**Data shown**.
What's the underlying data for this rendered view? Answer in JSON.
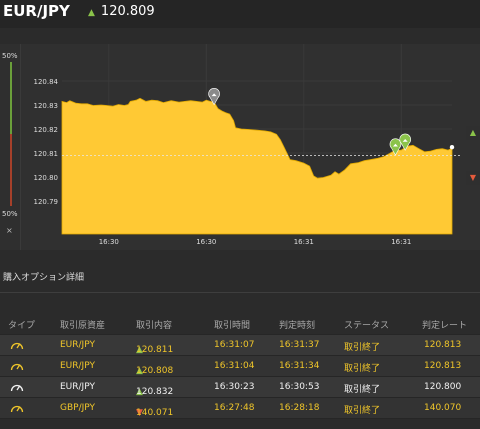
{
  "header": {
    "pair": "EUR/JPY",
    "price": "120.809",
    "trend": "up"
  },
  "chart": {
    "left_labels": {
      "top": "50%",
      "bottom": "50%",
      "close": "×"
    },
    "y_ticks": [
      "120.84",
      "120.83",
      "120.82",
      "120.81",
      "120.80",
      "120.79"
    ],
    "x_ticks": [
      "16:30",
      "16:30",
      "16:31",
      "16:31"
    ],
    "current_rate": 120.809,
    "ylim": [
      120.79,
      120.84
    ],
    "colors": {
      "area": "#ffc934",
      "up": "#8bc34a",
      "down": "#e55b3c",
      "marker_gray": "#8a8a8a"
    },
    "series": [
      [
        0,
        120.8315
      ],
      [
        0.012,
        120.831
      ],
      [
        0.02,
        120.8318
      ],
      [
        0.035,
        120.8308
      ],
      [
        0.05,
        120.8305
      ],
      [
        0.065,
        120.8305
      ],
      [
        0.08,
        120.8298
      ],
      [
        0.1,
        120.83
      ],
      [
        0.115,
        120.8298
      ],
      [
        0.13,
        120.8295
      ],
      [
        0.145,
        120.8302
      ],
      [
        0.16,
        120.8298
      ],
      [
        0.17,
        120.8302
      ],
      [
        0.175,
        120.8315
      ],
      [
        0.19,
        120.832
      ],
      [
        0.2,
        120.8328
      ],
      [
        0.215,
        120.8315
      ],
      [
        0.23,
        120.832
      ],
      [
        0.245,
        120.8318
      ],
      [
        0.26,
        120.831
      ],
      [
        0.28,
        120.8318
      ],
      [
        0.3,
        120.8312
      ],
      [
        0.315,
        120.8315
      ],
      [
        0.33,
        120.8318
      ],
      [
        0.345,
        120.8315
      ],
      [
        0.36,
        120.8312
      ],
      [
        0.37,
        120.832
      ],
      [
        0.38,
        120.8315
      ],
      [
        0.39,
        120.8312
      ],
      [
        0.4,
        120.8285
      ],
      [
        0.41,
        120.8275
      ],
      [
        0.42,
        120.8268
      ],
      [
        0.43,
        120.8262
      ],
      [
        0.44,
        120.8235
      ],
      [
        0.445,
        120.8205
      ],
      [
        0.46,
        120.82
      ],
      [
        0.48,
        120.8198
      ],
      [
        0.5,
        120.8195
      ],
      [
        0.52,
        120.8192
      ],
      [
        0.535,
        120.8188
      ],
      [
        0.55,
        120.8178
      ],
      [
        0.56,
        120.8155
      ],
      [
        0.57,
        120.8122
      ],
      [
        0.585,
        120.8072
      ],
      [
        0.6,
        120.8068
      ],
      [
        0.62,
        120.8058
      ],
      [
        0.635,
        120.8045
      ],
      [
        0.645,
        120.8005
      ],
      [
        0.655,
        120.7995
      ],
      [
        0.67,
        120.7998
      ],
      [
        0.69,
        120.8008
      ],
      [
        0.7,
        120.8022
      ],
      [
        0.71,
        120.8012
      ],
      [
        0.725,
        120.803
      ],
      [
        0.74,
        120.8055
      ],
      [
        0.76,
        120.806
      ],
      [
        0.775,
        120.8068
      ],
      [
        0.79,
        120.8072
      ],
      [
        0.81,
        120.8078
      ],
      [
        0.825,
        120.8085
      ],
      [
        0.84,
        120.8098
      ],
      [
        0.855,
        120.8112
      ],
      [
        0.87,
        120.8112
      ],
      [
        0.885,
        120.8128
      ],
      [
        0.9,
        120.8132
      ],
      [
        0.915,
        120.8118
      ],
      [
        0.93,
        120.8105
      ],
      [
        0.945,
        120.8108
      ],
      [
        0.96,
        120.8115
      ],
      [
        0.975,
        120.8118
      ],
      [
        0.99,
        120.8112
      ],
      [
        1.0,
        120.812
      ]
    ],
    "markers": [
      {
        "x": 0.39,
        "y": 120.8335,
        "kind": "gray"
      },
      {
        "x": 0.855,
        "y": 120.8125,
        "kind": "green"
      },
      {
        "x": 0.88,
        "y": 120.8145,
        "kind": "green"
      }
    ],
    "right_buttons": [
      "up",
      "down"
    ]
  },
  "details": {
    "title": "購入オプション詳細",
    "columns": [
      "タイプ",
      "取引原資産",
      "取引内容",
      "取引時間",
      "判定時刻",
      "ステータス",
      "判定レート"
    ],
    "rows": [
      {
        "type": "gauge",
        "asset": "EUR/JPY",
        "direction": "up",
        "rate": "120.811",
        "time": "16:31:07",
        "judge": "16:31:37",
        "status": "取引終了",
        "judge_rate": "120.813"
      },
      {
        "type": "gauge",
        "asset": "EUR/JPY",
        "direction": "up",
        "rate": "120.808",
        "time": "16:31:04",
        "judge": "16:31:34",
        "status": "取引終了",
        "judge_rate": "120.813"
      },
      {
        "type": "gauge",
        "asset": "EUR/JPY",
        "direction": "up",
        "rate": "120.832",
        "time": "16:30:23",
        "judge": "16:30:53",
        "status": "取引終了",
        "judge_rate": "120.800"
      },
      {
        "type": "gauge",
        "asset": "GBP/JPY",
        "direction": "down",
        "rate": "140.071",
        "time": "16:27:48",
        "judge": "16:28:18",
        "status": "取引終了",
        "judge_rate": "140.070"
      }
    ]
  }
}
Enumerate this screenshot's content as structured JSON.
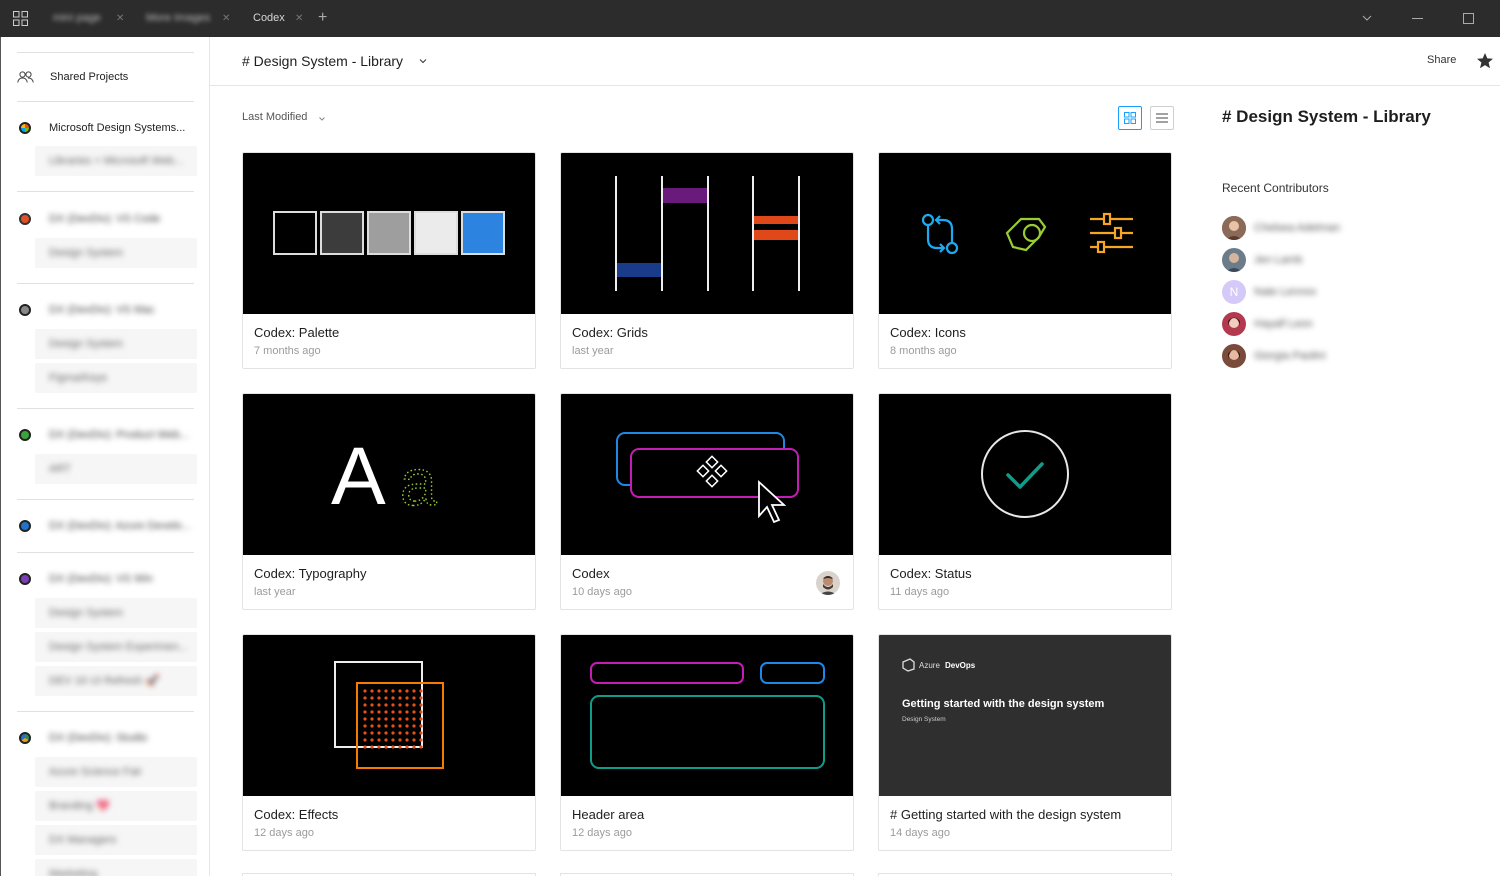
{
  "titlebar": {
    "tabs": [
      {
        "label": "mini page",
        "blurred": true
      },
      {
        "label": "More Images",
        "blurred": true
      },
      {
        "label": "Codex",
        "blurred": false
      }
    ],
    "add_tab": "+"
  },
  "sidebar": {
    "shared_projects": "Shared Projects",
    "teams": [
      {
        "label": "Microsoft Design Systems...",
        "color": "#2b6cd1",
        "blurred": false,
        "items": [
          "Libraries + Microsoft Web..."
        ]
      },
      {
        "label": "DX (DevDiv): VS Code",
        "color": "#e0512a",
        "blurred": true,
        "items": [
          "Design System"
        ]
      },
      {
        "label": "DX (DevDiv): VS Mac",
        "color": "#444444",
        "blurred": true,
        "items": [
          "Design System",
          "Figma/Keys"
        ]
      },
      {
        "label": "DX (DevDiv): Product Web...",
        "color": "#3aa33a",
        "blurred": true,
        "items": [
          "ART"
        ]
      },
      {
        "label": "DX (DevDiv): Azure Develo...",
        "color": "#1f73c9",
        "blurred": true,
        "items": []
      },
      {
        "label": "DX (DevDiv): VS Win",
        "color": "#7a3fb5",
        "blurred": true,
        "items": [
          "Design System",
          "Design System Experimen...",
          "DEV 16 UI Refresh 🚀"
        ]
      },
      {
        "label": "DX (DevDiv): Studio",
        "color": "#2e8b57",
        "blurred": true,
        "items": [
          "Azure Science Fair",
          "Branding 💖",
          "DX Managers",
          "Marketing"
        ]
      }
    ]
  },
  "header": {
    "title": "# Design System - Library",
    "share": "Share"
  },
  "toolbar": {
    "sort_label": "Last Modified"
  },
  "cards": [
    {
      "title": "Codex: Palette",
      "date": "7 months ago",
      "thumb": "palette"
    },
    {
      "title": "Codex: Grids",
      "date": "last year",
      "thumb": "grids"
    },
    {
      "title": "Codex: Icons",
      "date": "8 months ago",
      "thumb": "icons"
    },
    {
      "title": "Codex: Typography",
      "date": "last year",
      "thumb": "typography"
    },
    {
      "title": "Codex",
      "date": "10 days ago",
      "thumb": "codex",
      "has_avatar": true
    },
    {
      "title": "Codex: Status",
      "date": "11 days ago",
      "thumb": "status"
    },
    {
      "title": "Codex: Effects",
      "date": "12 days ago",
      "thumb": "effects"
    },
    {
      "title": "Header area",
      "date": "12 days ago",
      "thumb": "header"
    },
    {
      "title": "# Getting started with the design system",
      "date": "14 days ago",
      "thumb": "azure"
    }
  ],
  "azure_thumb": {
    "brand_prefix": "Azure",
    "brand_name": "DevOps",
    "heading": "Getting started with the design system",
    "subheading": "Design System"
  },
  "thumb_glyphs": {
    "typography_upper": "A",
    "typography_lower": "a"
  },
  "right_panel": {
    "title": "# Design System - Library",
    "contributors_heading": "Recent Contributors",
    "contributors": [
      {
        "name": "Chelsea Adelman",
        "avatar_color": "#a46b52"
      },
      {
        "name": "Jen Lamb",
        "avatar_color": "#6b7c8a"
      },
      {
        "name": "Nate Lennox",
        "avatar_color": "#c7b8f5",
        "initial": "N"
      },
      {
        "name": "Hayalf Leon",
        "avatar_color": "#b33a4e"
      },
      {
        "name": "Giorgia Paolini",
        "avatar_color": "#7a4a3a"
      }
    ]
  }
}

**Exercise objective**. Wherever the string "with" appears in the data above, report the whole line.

**Solution to the problem**.
      "title": "# Getting started with the design system",
    "heading": "Getting started with the design system",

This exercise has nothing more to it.